In addition, traditions and culture only add to the already preconceived ideas about my worth. In fact, the Bible is more forgiving when it comes to being single than even my own relatives. Paul speaks of being single as a “gift” (1 Cor. 7:7), and Jesus says it is good, “for those to whom it has been given” (Matt. 19:11). In India, women in their thirties are looked down upon and often verbally insulted for remaining unmarried, let alone the forties club. Most women have to endure not only been frowned upon but openly being denounced and shamed. From been considered a “cheap woman” to a “loose woman” the name-calling is endless.
So, dear society when engaging with the single 40-year-old, please proceed with caution. Do not assume that I am living an unfulfilled life with borderline depression, in constant haste to settle down. On contrary, I welcome conversation and banter, a joke here and there and even some gossip. But behold, I draw a visible line when you allude to my singleness with hopes to find me a man because you know of someone who has a nephew and his wife had just died.

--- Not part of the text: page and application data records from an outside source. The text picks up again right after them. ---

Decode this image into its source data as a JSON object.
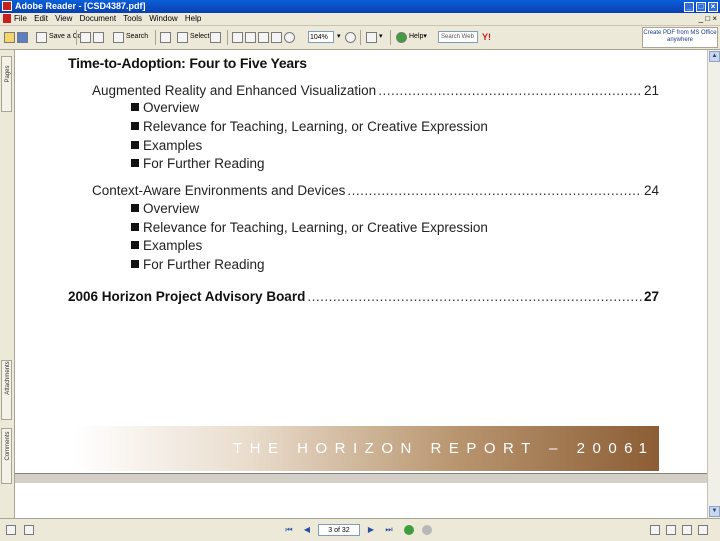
{
  "window": {
    "title": "Adobe Reader - [CSD4387.pdf]",
    "controls": [
      "_",
      "□",
      "×"
    ]
  },
  "menu": {
    "items": [
      "File",
      "Edit",
      "View",
      "Document",
      "Tools",
      "Window",
      "Help"
    ],
    "mdi_controls": "_ □ ×"
  },
  "toolbar": {
    "save_copy_label": "Save a Copy",
    "search_label": "Search",
    "select_label": "Select",
    "zoom_value": "104%",
    "help_label": "Help",
    "search_placeholder": "Search Web",
    "promo_text": "Create PDF from MS Office anywhere"
  },
  "nav_tabs": [
    "Pages",
    "Attachments",
    "Comments"
  ],
  "document": {
    "section_heading": "Time-to-Adoption: Four to Five Years",
    "entries": [
      {
        "title": "Augmented Reality and Enhanced Visualization",
        "page": "21",
        "subitems": [
          "Overview",
          "Relevance for Teaching, Learning, or Creative Expression",
          "Examples",
          "For Further Reading"
        ]
      },
      {
        "title": "Context-Aware Environments and Devices",
        "page": "24",
        "subitems": [
          "Overview",
          "Relevance for Teaching, Learning, or Creative Expression",
          "Examples",
          "For Further Reading"
        ]
      }
    ],
    "board": {
      "title": "2006 Horizon Project Advisory Board",
      "page": "27"
    },
    "banner": {
      "text": "THE HORIZON REPORT – 2006",
      "page_number": "1"
    }
  },
  "status": {
    "page_indicator": "3 of 32"
  },
  "colors": {
    "title_bar": "#0a4fcc",
    "banner_end": "#8c5d35"
  }
}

Spare me the kindness please, and move on briskly, we don’t, ‘take’ nicely to your kind. And yes, I am fully aware of tinder and dating apps. Thank you for the neighbour’s details so I can stalk him on Facebook and no, please do not pass my number to your WhatsApp contacts. I appreciate your ability to outline my unspeakable flaws and do hope that we meet again soon so that I can endure your passive verbal bashing.
Suffice to say, I entered 40 with great expectations. I am just a year older on the calendar but feel exactly as I did at 39. So, if I received a penny for every time I was asked if I am single or married, oh yes, I would be listed on the Forbes 100 rich list. In a more realistic world, it would be one of life’s greatest joy to not be placed in a box where I am forced to define myself according to the standards of the world. Life as I know it is still continuing and I thank God for that. My reward has always been knowing Jesus and only He shall direct my journey.
Hazel Moonsamy has 15 years of experience in local Government serving in the Mayor’s office of Ethekwini, stationed with the Deputy Mayor. She has extensive political knowledge and shares a desire to aid the less fortunate. She is passionate about her walk with Christ and does not shy away from revealing her love for Christ. Hazel has been the news anchor on Megazone Radio for two years and currently hosts her own show called the Saturday Rejoice on Radio Hallelujah. She attends New Hope Ministries in Durban. She has taught Sunday School since the age of 12 years, led worship, and was actively involved in youth and Children’s ministry.